This list is along way from complete, but you get the point. If you transfer goods from one container to another, then you are losing 2-3% during each transfer. That is why it is smart to limit the number of transfers. Let’s go back to the example of the farm and the farmer harvesting the crop.
- Farmer combines the corn and dumps it into a wagon – loses 2.5%
- Farmer takes the corn to the bin to be stored for the winter – loses 2.5%
- Farmer removes corn in the spring to take to the local elevator – loses 2.5%
- Elevator transfers corn (via train) to Chicago to be milled – loses 2.5%
- Train transfer corn to mill to be processed – loses 2.5%
Now let’s say that farmer produces 200 bushels of corn on just one acre of land. Let’s follow this process of losses resulting from transferring goods and see how much the farmer ends up with.
- Combine to wagon – 200 bushels * .975 = 195 bushels
- Wagon to bin – 195 bushels * .975 = 190.125 bushels
- Bin to elevator – 190.125 * .975 = 185.372 bushels
- Elevator to Chicago bound train – 185.372 bushels * .975 = 180.738 bushels
- Train to grain mill – 180.738 bushels * .975 = 176.219 bushels
Isn’t that amazing? More than 12% of the initial produced product was lost in being transferred just fives times. You wouldn’t think handling something multiple times would produce such a loss by only handling it five times. What makes it worse is to think about how many bushels are lost from a 160 acre farm that produces 200 bushels/acre. 28,000 bushels could be lost from just one small plot of land.

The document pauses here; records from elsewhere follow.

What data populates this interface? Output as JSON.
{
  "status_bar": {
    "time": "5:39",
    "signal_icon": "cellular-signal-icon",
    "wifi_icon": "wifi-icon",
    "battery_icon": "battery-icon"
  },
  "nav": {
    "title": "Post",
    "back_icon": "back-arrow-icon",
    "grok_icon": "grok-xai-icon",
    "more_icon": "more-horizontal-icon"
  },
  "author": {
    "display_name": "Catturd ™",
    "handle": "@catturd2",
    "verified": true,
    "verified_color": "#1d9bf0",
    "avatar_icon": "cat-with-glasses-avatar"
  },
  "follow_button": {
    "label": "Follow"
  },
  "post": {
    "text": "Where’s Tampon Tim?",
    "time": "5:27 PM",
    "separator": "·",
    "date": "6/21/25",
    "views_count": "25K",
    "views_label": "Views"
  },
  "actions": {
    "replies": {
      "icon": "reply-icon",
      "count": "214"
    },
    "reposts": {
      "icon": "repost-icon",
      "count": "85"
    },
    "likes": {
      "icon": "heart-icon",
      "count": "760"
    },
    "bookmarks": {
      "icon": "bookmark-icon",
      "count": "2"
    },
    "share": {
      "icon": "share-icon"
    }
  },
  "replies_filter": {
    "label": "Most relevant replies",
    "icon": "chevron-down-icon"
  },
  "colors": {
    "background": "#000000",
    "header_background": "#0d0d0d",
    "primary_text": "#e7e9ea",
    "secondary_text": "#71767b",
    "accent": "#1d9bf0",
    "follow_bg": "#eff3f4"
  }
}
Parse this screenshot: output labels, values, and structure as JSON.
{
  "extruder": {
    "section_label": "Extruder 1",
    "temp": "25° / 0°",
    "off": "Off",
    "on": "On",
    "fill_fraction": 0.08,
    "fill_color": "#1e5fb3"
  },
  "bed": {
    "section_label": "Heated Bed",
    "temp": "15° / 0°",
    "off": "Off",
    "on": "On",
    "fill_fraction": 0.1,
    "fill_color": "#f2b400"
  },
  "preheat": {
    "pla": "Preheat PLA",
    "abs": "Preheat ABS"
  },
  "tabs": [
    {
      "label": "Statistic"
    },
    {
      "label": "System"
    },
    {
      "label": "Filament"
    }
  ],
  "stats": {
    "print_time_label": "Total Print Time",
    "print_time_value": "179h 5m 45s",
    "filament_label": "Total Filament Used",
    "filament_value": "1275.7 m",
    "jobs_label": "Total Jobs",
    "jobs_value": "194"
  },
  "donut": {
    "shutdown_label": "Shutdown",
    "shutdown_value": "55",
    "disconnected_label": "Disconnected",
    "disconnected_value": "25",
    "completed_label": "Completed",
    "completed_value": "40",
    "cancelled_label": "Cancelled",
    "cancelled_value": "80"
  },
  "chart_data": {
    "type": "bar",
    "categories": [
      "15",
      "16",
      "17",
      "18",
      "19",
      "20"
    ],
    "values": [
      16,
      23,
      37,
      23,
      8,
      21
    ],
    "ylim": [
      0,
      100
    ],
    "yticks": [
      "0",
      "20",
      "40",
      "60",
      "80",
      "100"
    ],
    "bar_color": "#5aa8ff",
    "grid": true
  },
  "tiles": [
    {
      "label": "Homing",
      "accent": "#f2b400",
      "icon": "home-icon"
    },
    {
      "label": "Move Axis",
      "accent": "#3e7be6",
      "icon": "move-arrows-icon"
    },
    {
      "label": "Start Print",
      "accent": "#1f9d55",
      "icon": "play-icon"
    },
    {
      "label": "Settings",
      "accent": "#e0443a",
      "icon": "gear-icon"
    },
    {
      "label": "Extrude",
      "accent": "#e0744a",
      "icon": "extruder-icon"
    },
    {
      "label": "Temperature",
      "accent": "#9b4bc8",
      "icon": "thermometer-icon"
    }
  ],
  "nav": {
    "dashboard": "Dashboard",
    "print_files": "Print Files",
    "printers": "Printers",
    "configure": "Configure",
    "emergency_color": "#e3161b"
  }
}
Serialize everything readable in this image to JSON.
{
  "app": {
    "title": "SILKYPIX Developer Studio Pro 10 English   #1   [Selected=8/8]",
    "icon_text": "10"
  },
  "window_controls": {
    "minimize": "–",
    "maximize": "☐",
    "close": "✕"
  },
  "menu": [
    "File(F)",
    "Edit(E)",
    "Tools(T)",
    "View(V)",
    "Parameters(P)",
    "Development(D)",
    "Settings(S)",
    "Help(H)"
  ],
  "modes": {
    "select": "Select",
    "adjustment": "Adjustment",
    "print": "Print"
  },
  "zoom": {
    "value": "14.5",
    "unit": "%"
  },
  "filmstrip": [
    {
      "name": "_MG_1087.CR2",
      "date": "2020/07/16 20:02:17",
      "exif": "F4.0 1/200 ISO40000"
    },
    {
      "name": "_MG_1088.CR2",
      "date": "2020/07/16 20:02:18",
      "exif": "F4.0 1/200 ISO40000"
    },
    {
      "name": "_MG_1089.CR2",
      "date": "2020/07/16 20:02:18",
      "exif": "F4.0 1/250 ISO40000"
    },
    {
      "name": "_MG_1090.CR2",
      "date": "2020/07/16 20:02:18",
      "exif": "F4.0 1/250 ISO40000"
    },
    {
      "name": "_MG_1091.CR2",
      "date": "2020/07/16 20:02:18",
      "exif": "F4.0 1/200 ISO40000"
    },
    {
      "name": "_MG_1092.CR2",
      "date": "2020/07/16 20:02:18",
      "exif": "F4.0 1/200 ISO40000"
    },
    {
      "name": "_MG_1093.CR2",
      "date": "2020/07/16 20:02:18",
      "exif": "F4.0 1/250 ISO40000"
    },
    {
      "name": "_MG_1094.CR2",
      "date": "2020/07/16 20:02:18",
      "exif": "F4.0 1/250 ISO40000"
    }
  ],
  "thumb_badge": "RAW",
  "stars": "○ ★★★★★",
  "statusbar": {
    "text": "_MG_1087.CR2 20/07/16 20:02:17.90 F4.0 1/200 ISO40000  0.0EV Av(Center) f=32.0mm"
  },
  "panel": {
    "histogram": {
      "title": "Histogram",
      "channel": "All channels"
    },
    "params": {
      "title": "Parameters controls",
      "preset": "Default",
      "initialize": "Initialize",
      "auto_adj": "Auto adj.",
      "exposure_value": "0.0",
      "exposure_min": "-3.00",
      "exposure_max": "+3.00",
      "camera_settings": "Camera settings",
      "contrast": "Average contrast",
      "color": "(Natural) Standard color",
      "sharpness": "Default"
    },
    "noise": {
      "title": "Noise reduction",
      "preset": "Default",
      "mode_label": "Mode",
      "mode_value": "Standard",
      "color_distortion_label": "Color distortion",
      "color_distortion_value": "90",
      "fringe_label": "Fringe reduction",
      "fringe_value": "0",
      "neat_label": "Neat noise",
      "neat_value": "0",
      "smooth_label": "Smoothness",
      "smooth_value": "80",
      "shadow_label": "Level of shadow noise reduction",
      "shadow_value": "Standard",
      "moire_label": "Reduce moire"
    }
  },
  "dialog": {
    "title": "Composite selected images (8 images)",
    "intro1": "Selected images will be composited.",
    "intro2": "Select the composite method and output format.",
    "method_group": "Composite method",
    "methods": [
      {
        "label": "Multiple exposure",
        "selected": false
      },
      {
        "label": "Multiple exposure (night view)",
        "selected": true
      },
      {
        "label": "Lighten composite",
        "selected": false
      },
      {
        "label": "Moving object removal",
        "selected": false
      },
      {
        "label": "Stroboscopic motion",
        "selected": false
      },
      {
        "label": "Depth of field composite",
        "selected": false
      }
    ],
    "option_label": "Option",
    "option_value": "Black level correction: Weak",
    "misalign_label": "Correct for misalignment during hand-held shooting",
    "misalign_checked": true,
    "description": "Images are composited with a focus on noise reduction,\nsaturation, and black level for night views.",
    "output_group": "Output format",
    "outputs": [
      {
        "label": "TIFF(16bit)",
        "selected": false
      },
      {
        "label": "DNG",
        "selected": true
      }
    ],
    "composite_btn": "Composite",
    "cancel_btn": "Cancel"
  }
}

In terms of efficiency, I believe that the entire farming industry could gain a lot of efficiency in taking out steps 2-4 by containerizing all the corn that is produced in the field, and put directly on a train. If some type of efficiency could be made to offer shipping containers at the end of the field that farmers could dump directly into, and then placed on a train, then it would be possible. The farming industry wouldn’t need to re-handle the corn in putting it in a wagon, putting it in the bin, and transporting it to the elevator.
What’s this got to do with us sub/urban dwellers?
So how does this relate to your suburban lifestyle? Well…think about it for a second….what product are you handling multiple times before you actually go to use it? The same can be true of the examples I listed at the top of the article. Now the problem is how do I become more efficient with even the small things?
- Handle the product less times
- Make bulk preparations – for instance, make multiple meals all the same time.
- Handle in larger quantities
I’m sure there are other ways that you can gain efficiency in handling products. The whole point in changing your thinking is that there are tons of areas in your lifestyle that are very inefficient and wasteful. What is preventing you from changing? Is it time? Is it lack of trust in your abilities? Regardless of what your excuse is realize that your lack of action is costing you while you do nothing.
I’d love to hear from our readers on what areas you improved in. What areas are you focused on? Are you riding a bike to work everyday and sold your second car? Are bulk prepping 20 meals at a time? Are you freezing large amounts of meat? Are you automating your finances? Leave a comment below. I’d love to hear your efficiency money saving tip.